Living in London, it is easy to forget that the city is full of interesting and beautiful, sometimes surprising, sights. When you live somewhere, you get caught up in the affairs of daily life and work, and on the weekends sightseeing is not the first thing that comes to mind. But occasionally I get out and see something new. Recently a friend and fellow blogger suggested I visit St. Mary Woolnoth, a church in the City of London. He had read an article about it and was curious to know a bit more. So for this blog post, and we’ll say in honor of the Queen’s Diamond Jubilee, I post a few photos from my visit to St. Mary Woolnoth of the Nativity in the City of London.
The City is known today as the center of the financial industry in London, the United Kingdom, and is certainly one of the most important world markets in banking.
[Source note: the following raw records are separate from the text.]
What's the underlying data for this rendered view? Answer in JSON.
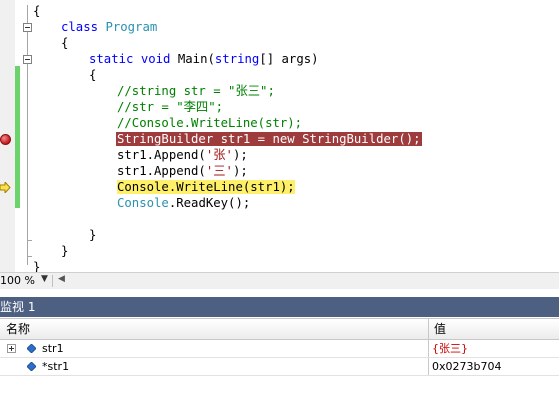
{
  "editor": {
    "lines": {
      "l0": "{",
      "l1_kw": "class",
      "l1_name": "Program",
      "l2": "{",
      "l3_static": "static",
      "l3_void": "void",
      "l3_main": "Main(",
      "l3_string": "string",
      "l3_rest": "[] args)",
      "l4": "{",
      "l5": "//string str = \"张三\";",
      "l6": "//str = \"李四\";",
      "l7": "//Console.WriteLine(str);",
      "l8": "StringBuilder str1 = new StringBuilder();",
      "l9_a": "str1.Append(",
      "l9_s": "'张'",
      "l9_b": ");",
      "l10_a": "str1.Append(",
      "l10_s": "'三'",
      "l10_b": ");",
      "l11": "Console.WriteLine(str1);",
      "l12_ty": "Console",
      "l12_rest": ".ReadKey();",
      "l13": "}",
      "l14": "}",
      "l15": "}"
    },
    "zoom": "100 %"
  },
  "watch": {
    "title": "监视 1",
    "columns": {
      "name": "名称",
      "value": "值"
    },
    "rows": [
      {
        "name": "str1",
        "value": "{张三}",
        "value_color": "#cc0000"
      },
      {
        "name": "*str1",
        "value": "0x0273b704"
      }
    ]
  },
  "colors": {
    "breakpoint_highlight": "#9e3b3d",
    "execution_highlight": "#fff06a",
    "watch_titlebar": "#4d6082"
  },
  "icons": [
    "breakpoint-icon",
    "execution-arrow-icon",
    "expand-icon",
    "variable-icon"
  ]
}
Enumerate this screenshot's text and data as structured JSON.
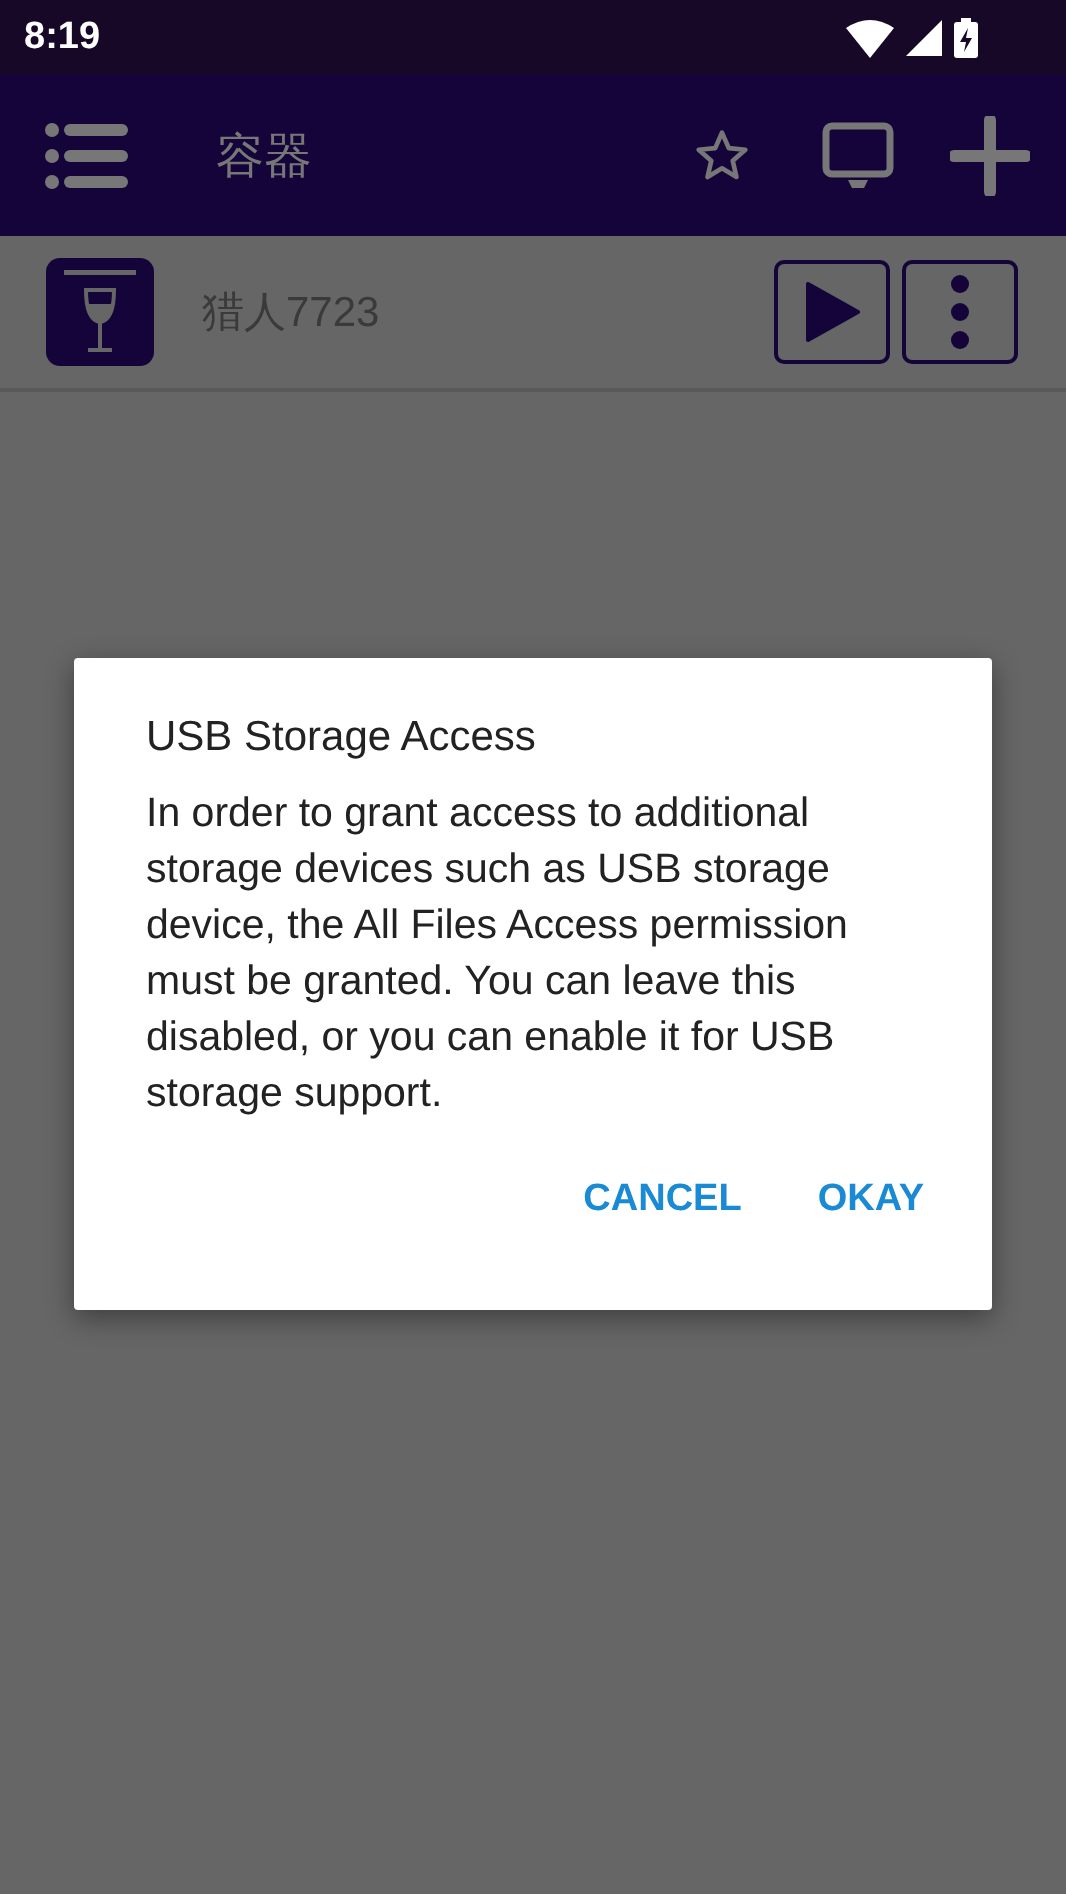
{
  "status_bar": {
    "time": "8:19"
  },
  "app_bar": {
    "title": "容器"
  },
  "containers": [
    {
      "name": "猎人7723"
    }
  ],
  "dialog": {
    "title": "USB Storage Access",
    "message": "In order to grant access to additional storage devices such as USB storage device, the All Files Access permission must be granted. You can leave this disabled, or you can enable it for USB storage support.",
    "buttons": [
      "CANCEL",
      "OKAY"
    ]
  }
}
It has a reputation as being the center of greed and conspicuous consumption with bankers taking home immense bonuses and salaries. You don’t have to be in London very long to understand the disparity not just between the rich and the poor, but also between the immensely wealthy, entitled class of men and women who populate this industry versus the just normally well-to-do and middle class.
London has long been a center for business and was also for a very long time (the center city) a place where people actually lived. That is not really the case today. It has a population of just over 10,000 people, while Greater London comes in at nearly 8 million. Nonetheless, religious and cultural institutions remain alongside the great banks of England and reach out to the workers who flood in on a daily basis. Many old churches can been seen in The City and they reflect its varied traditions and transformations.
St. Mary Woolnoth reflects the opulence of its location. Built in the 18th century, its gilded interior is ornate and well cared-for. The space is fairly small. It would probably accommodate 200 people snuggly. Incongruously two flat screen TVs grace the altar. I’m not sure why. Possibly to help lead singing?
At the entrance to the church, on either side of the vestibule, are two large placards, seen below. One is a Table of Fees, the other a Table of Charities.
Also incongruously, set off to the side in a dark corner, is a simple statue of the Virgin with Child. The gentle folds and soft hues of the sculpture are at odds with the cold stone and glittering decor of the sanctuary.
Built on a site said to have been a pagan temple in ancient times, the church is just steps outside the Bank tube station. Visitors to The City might find the massive exteriors of the banking infrastructure reason enough to not spend much time there. But St. Mary Woolnoth is an example of what you might find on a visit, along with many other similarly interesting sites tucked into unexpected courtyards and narrow lanes throughout the Square Mile.